* [DIRECTIONS FOR THIS TASK]
Each entry, as given, must be output unchanged.

App and web page records

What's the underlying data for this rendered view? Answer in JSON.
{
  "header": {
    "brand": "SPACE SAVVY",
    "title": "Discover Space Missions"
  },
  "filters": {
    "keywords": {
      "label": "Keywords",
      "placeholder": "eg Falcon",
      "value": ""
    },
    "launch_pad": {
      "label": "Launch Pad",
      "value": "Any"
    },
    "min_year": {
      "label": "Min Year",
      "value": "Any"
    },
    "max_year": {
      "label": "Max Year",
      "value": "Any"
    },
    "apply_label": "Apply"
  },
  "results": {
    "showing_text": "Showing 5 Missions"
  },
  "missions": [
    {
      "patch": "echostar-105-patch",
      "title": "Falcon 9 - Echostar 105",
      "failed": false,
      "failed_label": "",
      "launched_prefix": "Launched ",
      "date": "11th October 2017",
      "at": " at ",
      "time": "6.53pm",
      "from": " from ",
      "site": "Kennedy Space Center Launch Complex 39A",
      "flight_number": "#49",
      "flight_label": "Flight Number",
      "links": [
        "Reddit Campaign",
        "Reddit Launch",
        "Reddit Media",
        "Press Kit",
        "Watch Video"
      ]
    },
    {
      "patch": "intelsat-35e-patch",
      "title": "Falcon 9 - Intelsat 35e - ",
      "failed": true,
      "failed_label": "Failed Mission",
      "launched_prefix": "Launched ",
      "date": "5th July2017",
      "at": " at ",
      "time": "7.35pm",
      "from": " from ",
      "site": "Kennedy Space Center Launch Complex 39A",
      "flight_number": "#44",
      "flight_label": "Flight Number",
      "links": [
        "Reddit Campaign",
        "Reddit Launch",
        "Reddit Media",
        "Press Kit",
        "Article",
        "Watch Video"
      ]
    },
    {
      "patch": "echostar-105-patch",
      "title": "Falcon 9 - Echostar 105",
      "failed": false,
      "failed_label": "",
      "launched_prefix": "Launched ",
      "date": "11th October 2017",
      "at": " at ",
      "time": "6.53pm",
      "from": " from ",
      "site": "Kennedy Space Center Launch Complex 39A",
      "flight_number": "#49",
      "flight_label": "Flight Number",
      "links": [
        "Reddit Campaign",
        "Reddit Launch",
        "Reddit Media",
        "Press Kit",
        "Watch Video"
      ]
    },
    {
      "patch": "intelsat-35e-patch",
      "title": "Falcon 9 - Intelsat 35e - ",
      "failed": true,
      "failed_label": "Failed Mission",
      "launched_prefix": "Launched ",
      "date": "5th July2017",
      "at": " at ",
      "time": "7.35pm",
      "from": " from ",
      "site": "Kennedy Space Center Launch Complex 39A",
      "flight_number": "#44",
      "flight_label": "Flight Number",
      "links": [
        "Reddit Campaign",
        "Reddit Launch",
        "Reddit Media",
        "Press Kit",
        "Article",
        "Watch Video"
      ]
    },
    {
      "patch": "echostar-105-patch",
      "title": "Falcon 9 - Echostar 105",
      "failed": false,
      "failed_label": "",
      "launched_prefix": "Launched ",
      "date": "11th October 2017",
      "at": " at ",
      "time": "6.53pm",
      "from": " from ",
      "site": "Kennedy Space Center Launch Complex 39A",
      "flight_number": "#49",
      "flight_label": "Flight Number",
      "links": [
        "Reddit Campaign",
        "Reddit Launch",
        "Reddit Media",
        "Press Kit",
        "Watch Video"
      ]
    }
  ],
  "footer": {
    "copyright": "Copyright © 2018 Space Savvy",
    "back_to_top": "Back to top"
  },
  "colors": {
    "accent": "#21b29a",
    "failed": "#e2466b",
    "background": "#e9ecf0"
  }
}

* [ANSWER SECTION]
What's the underlying data for this rendered view? Answer in JSON.
{
  "header": {
    "brand": "SPACE SAVVY",
    "title": "Discover Space Missions"
  },
  "filters": {
    "keywords": {
      "label": "Keywords",
      "placeholder": "eg Falcon",
      "value": ""
    },
    "launch_pad": {
      "label": "Launch Pad",
      "value": "Any"
    },
    "min_year": {
      "label": "Min Year",
      "value": "Any"
    },
    "max_year": {
      "label": "Max Year",
      "value": "Any"
    },
    "apply_label": "Apply"
  },
  "results": {
    "showing_text": "Showing 5 Missions"
  },
  "missions": [
    {
      "patch": "echostar-105-patch",
      "title": "Falcon 9 - Echostar 105",
      "failed": false,
      "failed_label": "",
      "launched_prefix": "Launched ",
      "date": "11th October 2017",
      "at": " at ",
      "time": "6.53pm",
      "from": " from ",
      "site": "Kennedy Space Center Launch Complex 39A",
      "flight_number": "#49",
      "flight_label": "Flight Number",
      "links": [
        "Reddit Campaign",
        "Reddit Launch",
        "Reddit Media",
        "Press Kit",
        "Watch Video"
      ]
    },
    {
      "patch": "intelsat-35e-patch",
      "title": "Falcon 9 - Intelsat 35e - ",
      "failed": true,
      "failed_label": "Failed Mission",
      "launched_prefix": "Launched ",
      "date": "5th July2017",
      "at": " at ",
      "time": "7.35pm",
      "from": " from ",
      "site": "Kennedy Space Center Launch Complex 39A",
      "flight_number": "#44",
      "flight_label": "Flight Number",
      "links": [
        "Reddit Campaign",
        "Reddit Launch",
        "Reddit Media",
        "Press Kit",
        "Article",
        "Watch Video"
      ]
    },
    {
      "patch": "echostar-105-patch",
      "title": "Falcon 9 - Echostar 105",
      "failed": false,
      "failed_label": "",
      "launched_prefix": "Launched ",
      "date": "11th October 2017",
      "at": " at ",
      "time": "6.53pm",
      "from": " from ",
      "site": "Kennedy Space Center Launch Complex 39A",
      "flight_number": "#49",
      "flight_label": "Flight Number",
      "links": [
        "Reddit Campaign",
        "Reddit Launch",
        "Reddit Media",
        "Press Kit",
        "Watch Video"
      ]
    },
    {
      "patch": "intelsat-35e-patch",
      "title": "Falcon 9 - Intelsat 35e - ",
      "failed": true,
      "failed_label": "Failed Mission",
      "launched_prefix": "Launched ",
      "date": "5th July2017",
      "at": " at ",
      "time": "7.35pm",
      "from": " from ",
      "site": "Kennedy Space Center Launch Complex 39A",
      "flight_number": "#44",
      "flight_label": "Flight Number",
      "links": [
        "Reddit Campaign",
        "Reddit Launch",
        "Reddit Media",
        "Press Kit",
        "Article",
        "Watch Video"
      ]
    },
    {
      "patch": "echostar-105-patch",
      "title": "Falcon 9 - Echostar 105",
      "failed": false,
      "failed_label": "",
      "launched_prefix": "Launched ",
      "date": "11th October 2017",
      "at": " at ",
      "time": "6.53pm",
      "from": " from ",
      "site": "Kennedy Space Center Launch Complex 39A",
      "flight_number": "#49",
      "flight_label": "Flight Number",
      "links": [
        "Reddit Campaign",
        "Reddit Launch",
        "Reddit Media",
        "Press Kit",
        "Watch Video"
      ]
    }
  ],
  "footer": {
    "copyright": "Copyright © 2018 Space Savvy",
    "back_to_top": "Back to top"
  },
  "colors": {
    "accent": "#21b29a",
    "failed": "#e2466b",
    "background": "#e9ecf0"
  }
}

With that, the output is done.